(Element data from apps and pages)

╔══

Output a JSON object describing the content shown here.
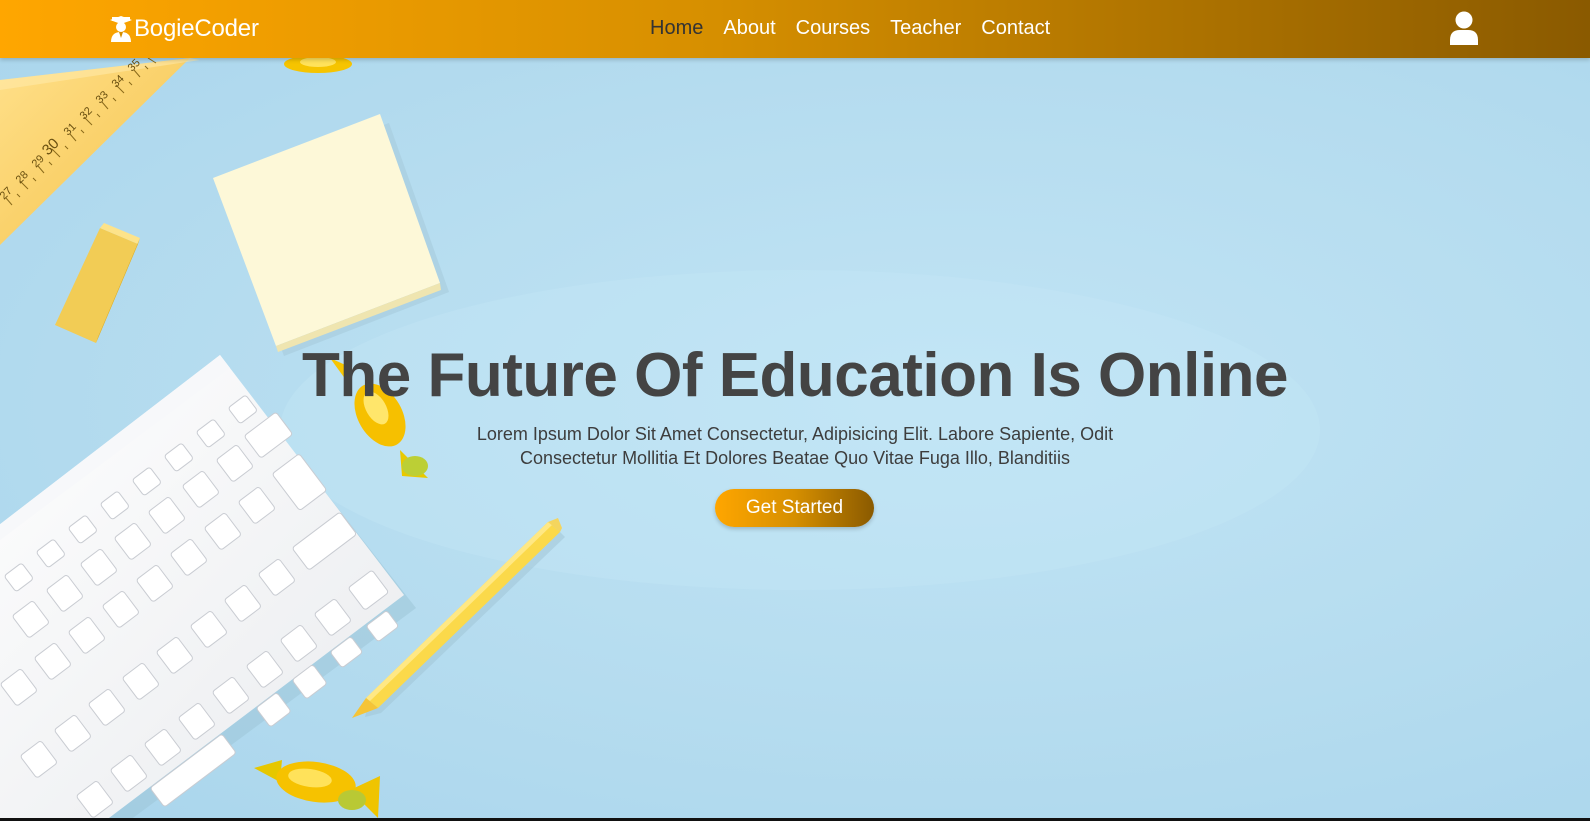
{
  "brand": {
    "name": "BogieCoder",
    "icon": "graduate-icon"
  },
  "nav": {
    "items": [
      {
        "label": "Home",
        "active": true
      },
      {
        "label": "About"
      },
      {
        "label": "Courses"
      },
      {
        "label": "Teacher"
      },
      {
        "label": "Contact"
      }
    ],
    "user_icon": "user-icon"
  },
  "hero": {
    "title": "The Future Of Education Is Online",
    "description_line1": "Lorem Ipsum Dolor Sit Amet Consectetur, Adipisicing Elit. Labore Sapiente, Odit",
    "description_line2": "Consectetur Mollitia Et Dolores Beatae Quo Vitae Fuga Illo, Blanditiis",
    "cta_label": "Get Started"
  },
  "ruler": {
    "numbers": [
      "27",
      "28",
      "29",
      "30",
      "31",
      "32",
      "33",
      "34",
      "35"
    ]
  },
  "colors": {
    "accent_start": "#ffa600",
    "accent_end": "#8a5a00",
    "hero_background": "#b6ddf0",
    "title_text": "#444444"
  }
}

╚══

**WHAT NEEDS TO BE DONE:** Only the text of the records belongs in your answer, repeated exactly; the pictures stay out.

**ANSWER BOX:**
Output a JSON object describing the content shown here.
{
  "brand": {
    "name": "BogieCoder",
    "icon": "graduate-icon"
  },
  "nav": {
    "items": [
      {
        "label": "Home",
        "active": true
      },
      {
        "label": "About"
      },
      {
        "label": "Courses"
      },
      {
        "label": "Teacher"
      },
      {
        "label": "Contact"
      }
    ],
    "user_icon": "user-icon"
  },
  "hero": {
    "title": "The Future Of Education Is Online",
    "description_line1": "Lorem Ipsum Dolor Sit Amet Consectetur, Adipisicing Elit. Labore Sapiente, Odit",
    "description_line2": "Consectetur Mollitia Et Dolores Beatae Quo Vitae Fuga Illo, Blanditiis",
    "cta_label": "Get Started"
  },
  "ruler": {
    "numbers": [
      "27",
      "28",
      "29",
      "30",
      "31",
      "32",
      "33",
      "34",
      "35"
    ]
  },
  "colors": {
    "accent_start": "#ffa600",
    "accent_end": "#8a5a00",
    "hero_background": "#b6ddf0",
    "title_text": "#444444"
  }
}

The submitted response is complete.